Again, as in our time, changes in marriage and divorce laws by the Revolutionists “were crucial components in the attack on patriarchy.” Burke attacks marriage being made a civil contract where the man and woman have the power to divorce “at a month’s notice” which reduces “the matrimonial connection” to “a state of concubinage.” By giving women this “license,” they are given “a kind of profligate equity” and hence “the same licentious power.” This is doubly destructive to the family in that it unleashes subversive sexual forces on society. Says Burke: “It is not necessary to observe upon the horrible consequences of taking one half of the species wholly out of the guardianship and protection of the other.”

In a footnote, Blakemore observes: “Burke is implicitly contrasting the Christian concept of marriage as both a sacrament and a binding with the revolutionary concept of marriage as a revocable contract, dissolved at the will of either party, and hence he is suggesting that the revolutionary theory of society, based upon individual natural rights,’ is being applied to the family.”

To those who would accuse Burke of simply trying to rationalize the enslavement of women, Blakemore says he would disagree because he believed that the “liberation” from protection and guardianship of the father/husband is a Revolutionary ruse that absolves the male of any familial responsibility—a ruse that reduces the female to an object of male sexual pleasure, distorts the sexual relationship of men and women, and destroys the institution of marriage and family. He reiterates: “Burke associates the destruction of the French family with the destruction of patriarchal power.” Again, in another description that is most relevant today, Blakemore notes that Burke saw that the French Revolution “transformed ‘femininity’ into an aggressive, metaphorical force.” He saw sexual demarcations ignored and/or violated with perverse parodies of feminine men and masculine women. For example, in her “Vindication of the Rights of Women,” Mary Wollstonecraft actually says, regarding females: “I . . . wish . . . that they may grow every day more and more masculine.”
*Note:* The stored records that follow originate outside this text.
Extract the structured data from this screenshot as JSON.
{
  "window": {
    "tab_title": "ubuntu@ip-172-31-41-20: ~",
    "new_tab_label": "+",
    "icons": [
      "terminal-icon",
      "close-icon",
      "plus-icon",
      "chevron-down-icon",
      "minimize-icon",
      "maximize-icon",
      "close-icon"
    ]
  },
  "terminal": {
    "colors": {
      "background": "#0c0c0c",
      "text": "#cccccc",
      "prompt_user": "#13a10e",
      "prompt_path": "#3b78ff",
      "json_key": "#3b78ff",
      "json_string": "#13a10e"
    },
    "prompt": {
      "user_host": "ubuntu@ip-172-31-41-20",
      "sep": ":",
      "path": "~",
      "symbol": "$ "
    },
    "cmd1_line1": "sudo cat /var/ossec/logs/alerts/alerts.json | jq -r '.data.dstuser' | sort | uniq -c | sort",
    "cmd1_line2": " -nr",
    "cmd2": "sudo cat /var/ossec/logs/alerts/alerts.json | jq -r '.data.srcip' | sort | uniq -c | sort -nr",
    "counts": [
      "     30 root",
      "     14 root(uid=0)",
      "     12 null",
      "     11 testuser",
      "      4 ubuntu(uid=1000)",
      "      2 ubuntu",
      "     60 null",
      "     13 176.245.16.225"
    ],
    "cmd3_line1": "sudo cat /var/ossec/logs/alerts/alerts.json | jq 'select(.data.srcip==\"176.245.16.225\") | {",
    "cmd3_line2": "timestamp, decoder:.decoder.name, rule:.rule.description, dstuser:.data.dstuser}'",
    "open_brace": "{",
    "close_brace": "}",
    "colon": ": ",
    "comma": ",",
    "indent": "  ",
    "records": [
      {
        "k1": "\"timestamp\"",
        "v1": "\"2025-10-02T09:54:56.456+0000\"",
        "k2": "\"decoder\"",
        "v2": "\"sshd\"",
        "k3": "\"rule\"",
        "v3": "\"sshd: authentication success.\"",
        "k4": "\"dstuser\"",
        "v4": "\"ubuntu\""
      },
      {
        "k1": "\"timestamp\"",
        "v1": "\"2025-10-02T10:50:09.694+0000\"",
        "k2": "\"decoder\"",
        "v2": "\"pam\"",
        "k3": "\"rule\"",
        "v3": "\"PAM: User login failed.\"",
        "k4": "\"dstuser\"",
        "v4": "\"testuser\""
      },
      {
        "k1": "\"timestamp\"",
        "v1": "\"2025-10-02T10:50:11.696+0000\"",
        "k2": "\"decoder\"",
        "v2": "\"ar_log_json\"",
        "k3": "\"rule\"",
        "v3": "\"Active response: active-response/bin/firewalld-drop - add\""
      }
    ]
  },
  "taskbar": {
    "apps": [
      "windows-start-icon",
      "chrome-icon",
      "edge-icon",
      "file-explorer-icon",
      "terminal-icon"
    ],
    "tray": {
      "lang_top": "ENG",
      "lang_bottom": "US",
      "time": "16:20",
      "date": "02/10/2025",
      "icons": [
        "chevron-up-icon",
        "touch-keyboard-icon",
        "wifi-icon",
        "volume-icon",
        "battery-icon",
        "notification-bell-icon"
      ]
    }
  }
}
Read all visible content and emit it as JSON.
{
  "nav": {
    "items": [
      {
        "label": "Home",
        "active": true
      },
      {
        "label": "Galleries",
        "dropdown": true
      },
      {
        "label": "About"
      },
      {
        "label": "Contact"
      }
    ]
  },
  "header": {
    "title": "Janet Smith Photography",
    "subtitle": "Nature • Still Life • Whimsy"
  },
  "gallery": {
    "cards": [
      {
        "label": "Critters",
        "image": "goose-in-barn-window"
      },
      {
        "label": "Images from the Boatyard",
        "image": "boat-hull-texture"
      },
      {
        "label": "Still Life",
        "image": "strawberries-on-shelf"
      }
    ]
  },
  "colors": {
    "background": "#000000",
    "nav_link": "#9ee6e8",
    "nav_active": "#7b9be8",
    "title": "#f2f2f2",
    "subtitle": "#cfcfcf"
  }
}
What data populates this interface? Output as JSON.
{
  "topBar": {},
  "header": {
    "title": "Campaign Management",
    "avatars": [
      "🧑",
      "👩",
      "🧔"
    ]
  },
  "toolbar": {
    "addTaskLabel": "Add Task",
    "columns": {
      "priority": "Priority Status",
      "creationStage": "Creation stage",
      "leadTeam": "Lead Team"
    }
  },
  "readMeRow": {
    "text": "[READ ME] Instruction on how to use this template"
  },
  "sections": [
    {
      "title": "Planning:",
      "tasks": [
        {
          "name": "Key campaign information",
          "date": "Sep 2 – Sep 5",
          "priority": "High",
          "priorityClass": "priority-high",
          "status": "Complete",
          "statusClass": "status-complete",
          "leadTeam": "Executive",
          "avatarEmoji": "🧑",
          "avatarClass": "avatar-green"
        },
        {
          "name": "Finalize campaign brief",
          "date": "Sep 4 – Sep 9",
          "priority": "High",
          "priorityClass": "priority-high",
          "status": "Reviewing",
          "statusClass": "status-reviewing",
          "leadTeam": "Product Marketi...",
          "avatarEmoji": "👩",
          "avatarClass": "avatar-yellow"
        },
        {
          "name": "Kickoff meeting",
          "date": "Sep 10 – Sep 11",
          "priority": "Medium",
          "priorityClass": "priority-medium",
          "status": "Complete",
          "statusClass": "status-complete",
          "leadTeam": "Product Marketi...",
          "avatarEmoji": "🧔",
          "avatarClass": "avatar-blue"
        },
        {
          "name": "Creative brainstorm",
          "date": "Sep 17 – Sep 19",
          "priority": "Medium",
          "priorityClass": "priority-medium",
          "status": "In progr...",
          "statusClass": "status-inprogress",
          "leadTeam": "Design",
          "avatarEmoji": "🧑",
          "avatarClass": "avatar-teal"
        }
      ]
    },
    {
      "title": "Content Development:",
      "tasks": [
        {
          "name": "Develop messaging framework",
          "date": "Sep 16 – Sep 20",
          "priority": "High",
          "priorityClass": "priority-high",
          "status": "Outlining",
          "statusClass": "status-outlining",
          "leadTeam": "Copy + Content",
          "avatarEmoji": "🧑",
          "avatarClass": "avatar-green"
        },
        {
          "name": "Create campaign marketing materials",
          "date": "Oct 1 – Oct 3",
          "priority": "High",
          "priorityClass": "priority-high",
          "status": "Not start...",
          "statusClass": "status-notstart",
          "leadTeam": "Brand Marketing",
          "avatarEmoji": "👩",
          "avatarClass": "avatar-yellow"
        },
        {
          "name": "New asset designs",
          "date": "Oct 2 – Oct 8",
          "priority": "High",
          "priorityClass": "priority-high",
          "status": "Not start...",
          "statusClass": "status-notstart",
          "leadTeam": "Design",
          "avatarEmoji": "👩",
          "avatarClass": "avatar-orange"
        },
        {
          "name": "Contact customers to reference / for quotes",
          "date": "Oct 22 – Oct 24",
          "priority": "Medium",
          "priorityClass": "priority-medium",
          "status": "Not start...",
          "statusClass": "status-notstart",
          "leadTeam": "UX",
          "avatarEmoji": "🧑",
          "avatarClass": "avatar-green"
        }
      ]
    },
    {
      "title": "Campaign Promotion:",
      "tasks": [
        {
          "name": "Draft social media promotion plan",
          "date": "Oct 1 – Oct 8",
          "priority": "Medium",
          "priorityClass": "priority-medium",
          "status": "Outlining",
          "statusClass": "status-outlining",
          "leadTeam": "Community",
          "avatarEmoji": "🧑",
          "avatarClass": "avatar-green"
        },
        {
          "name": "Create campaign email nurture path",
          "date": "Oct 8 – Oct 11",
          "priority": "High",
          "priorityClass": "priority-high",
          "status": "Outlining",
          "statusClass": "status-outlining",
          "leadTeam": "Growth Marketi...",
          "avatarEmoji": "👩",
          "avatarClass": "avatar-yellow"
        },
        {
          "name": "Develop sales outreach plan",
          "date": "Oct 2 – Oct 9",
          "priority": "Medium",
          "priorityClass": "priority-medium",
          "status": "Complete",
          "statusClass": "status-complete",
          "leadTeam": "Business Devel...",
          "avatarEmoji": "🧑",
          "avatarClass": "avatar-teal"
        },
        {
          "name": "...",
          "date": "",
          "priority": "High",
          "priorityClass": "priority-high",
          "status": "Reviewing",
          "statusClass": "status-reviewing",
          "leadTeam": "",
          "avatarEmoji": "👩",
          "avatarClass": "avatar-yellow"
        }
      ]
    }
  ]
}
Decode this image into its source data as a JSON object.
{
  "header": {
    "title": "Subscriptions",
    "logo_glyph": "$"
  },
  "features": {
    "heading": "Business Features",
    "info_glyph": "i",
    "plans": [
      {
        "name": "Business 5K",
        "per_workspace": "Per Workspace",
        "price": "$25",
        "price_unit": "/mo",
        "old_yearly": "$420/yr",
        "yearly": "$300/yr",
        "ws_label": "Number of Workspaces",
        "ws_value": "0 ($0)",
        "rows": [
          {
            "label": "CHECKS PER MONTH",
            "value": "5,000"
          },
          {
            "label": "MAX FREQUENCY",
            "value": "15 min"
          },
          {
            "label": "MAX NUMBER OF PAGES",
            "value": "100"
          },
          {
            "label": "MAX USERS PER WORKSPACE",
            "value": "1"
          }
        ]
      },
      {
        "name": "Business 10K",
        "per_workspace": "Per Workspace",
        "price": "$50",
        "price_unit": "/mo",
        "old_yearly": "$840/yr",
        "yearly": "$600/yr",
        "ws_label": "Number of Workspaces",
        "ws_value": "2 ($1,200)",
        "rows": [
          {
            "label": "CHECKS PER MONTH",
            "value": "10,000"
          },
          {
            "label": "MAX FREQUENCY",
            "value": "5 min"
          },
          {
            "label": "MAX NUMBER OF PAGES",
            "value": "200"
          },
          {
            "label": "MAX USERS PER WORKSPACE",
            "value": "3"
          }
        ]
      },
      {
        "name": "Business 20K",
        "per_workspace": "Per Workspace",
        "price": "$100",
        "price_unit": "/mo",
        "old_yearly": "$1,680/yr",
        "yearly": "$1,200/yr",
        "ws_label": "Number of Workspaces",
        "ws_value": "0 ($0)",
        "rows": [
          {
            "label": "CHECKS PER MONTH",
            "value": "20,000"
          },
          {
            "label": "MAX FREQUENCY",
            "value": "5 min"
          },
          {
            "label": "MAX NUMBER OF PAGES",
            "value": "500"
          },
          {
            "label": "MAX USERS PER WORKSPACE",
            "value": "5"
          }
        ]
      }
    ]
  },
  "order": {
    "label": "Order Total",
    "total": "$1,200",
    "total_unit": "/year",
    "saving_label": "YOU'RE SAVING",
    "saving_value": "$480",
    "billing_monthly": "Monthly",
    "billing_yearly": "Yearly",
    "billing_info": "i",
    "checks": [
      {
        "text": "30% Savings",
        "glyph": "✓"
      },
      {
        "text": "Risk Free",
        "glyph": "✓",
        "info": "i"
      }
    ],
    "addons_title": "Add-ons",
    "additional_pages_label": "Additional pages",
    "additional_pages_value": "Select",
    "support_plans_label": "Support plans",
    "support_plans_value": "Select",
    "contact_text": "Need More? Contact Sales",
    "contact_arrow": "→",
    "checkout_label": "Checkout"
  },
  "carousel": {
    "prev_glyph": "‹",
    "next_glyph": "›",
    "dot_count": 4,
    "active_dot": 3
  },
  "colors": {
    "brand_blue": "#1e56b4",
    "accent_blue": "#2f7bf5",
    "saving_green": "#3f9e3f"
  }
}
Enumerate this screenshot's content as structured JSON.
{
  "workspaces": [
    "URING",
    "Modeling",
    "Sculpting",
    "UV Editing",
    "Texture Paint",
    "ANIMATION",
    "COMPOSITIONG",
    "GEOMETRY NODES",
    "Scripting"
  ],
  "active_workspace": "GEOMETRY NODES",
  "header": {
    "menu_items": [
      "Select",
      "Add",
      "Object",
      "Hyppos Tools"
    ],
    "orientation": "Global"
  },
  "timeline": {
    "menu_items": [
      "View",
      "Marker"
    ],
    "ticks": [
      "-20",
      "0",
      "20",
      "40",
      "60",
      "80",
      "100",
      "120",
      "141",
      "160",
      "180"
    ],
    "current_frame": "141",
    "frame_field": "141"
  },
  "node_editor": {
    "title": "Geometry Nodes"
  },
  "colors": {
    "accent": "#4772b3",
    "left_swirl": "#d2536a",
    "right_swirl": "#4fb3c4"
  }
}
Blakemore quotes one source as noting that some men did disguise themselves in feminine dress: “Among the market women who marched to Versailles . . . it is very likely there were men in female garb.” In fact, from the seventeenth century on, men in France and England donned feminine garb to conceal themselves when they participated in riots—thus exonerating themselves “from full responsibility for their deeds.” But, this was the exception. Why? Because there were formidable social taboos, including the prohibitive Biblical injunction in Deuteronomy: “The woman shall not wear that which pertaineth to a man, neither shall a man put on a woman’s garment: for all that do so are abomination unto the Lord thy God” (22:5).

Revolutionary War on Christian Europe

Blakemore concludes by noting that Edmund Burke saw the French Revolution as an attack on the whole inherited moral, social and political order of Europe—the whole 2,000 year-old inheritance of Western civilization, which was Christianity. He saw the war against patriarchy as simultaneously a war against, among other things, families and the traditional roles of men and women (all extensions of patriarchal ideology). In the end, he says. Burke saw this wretched Revolution as conceived in an illegitimate language, engendering all the rampant, bastard ideologies at war with nature and reality. All true. And this war goes on in our country today.

We hope and pray that you will help us here at Chalcedon fight this battle, with your prayers and regular, generous financial support.

  • John Lofton

John Lofton (1941 – 2014), called himself a “recovering Republican,” and worked as a journalist for much of his life.

More by John Lofton